If you’re a veteran camper craving a longer, more immersive experience, you owe it to yourself to try a camping tour. Camping tours are essentially extended treks through the wilderness where you set up camp in a new location each night. The length of the tour can range from a couple of days to several months, and they’re often available in tour ‘packages’ where you venture out with a guide and a group of other campers, such as the Kakadu Tours CharterNorth. But whether you’re looking to join a group or strike out on your own, having the right equipment is vital when you’ll be spending so long in the wilderness. Here are ten of the best tools to help you simplify your camping tour:
1. Propane Stove
Digging a fire pit and gathering kindling is the traditional way to start a campfire, but depending on where you’re touring, sufficient firewood might not always be available. This is why a small propane stove is a must for lengthy camping tours. Not only will it guarantee you always have a fire to cook with, but it can also keep you warm if you’re camping in colder regions.
2. Water Filters
Unless you plan on bringing enough bottled water to last the entire tour, you’ll need a way to purify water from streams, lakes and rivers. There are many varieties of water filters available; bottle filters, for example, function like a coffee press and have a special cartridge to trap bacteria and debris, while squeeze filters attach to the top of your bottle and filter the water before it enters your mouth. There are even ‘straw’ filters that you can use to drink directly from any body of water.
3. Solar Lantern
Packing a solar-powered lantern means you never have to worry about running out of fuel for a traditional lantern or charge for an electric one. Be sure to purchase a solar lantern that’s small enough to be strapped onto your pack so it can charge while you hike.
4. Survival Shovel
If you haven’t seen one before, a survival shovel is essentially a short-handled shovel that you can fold up so it becomes small enough to stick into your pack. Shovels have a variety of uses when camping, from digging latrines or fire pits to shovelling dirt onto a fire to extinguish it.
5. Two-Way Radios
If you’re camping with friends or family, a pair of two-way radios will help you stay in contact if your group wants or needs to split up. They can also be lifesavers if you get lost and need to find your way back to the campsite.
6. Multipurpose Knife
A standard pocket knife is fine for a one-night camping trip, but for an extended camping tour, you’ll want a knife that comes with a variety of useful tools. Keep an eye out for knives with pliers, tweezers and screwdriver attachments, as these are all extremely useful survival tools.
7. Boot Dryers

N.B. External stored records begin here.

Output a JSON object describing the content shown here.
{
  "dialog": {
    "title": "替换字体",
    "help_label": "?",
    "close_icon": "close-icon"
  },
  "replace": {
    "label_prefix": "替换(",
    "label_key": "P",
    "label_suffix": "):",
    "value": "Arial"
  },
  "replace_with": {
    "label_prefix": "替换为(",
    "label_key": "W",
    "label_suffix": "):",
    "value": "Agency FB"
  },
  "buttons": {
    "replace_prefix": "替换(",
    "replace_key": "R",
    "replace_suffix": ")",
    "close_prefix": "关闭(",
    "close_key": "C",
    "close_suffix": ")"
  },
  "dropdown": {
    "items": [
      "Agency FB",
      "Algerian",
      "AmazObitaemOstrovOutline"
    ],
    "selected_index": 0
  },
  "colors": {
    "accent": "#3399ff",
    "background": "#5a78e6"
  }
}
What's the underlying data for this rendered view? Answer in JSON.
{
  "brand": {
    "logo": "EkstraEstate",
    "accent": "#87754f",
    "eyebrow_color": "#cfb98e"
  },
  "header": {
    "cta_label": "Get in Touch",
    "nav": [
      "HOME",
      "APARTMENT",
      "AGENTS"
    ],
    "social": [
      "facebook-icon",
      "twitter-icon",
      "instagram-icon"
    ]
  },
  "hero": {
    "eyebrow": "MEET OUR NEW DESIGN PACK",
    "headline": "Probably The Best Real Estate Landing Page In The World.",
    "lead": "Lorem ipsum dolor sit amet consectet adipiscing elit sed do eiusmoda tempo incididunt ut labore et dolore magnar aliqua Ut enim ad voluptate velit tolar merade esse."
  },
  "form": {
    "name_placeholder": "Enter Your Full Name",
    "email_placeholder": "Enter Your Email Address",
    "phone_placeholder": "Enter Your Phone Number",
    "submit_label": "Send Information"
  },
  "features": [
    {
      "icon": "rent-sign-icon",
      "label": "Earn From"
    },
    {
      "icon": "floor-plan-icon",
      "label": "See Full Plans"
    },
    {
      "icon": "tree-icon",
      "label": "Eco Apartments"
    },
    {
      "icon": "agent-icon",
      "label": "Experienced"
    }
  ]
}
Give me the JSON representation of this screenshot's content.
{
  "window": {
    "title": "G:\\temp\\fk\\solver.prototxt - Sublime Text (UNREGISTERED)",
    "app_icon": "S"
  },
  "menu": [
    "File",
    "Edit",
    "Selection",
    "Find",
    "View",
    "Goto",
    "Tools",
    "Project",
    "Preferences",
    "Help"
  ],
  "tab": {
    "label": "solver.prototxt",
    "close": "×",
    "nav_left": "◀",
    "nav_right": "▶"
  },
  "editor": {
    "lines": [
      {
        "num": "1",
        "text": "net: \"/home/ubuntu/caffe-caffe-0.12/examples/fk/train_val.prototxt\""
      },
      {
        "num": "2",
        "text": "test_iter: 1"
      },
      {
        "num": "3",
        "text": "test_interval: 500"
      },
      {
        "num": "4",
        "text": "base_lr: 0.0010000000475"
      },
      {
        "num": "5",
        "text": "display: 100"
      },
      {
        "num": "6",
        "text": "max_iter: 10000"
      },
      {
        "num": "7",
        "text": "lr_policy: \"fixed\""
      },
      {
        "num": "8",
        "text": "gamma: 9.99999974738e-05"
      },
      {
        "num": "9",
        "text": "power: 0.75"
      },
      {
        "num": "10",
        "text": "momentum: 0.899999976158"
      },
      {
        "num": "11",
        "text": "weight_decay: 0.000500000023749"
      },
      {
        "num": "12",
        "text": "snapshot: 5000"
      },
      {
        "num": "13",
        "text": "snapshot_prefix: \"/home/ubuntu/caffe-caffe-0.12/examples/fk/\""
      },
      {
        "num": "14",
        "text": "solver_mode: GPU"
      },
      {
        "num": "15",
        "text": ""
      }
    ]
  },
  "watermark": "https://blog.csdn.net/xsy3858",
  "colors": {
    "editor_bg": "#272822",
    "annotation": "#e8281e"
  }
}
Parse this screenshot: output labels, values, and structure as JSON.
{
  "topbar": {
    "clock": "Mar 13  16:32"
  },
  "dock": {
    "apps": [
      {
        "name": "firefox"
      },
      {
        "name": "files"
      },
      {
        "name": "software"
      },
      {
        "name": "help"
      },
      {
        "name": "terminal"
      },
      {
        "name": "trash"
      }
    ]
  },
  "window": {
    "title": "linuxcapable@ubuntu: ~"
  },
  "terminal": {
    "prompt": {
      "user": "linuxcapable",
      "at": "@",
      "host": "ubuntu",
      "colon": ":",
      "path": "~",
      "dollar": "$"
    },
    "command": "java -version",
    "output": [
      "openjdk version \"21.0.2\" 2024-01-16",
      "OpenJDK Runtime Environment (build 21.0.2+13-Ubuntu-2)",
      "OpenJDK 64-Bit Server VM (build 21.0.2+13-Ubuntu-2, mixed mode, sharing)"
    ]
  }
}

If you’ve never heard of a boot dryer, it’s basically a vaguely boot-shaped pad that you insert into your hiking shoes to dry them from the inside without the use of fire or another heat source. There are a wide variety of boot dryers available that use different drying methods, but a popular design uses silica oxide beads to soak up moisture.
8. Waterproof Watch
You won’t have many opportunities to charge your phone on a camping tour, so a waterproof, preferably solar-powered watch is a useful tool to have for setting timers and telling the time of day. Unlike your phone, you can take a waterproof watch with you while swimming or canoeing, and it’s unlikely to break from impacts that would easily shatter your phone screen.
It may not be high-tech, but a simple hatchet is one of the most useful tools for an extended camping tour. Hatchets are small enough to fit into many packs and can be used to clear brush, chop firewood and build shelters.
One final camping tool to bring on your tour is a small headlamp to help you see at night while setting up camp. Solar-powered headlamps are best, but even battery-powered models tend to last a long time before running out of power.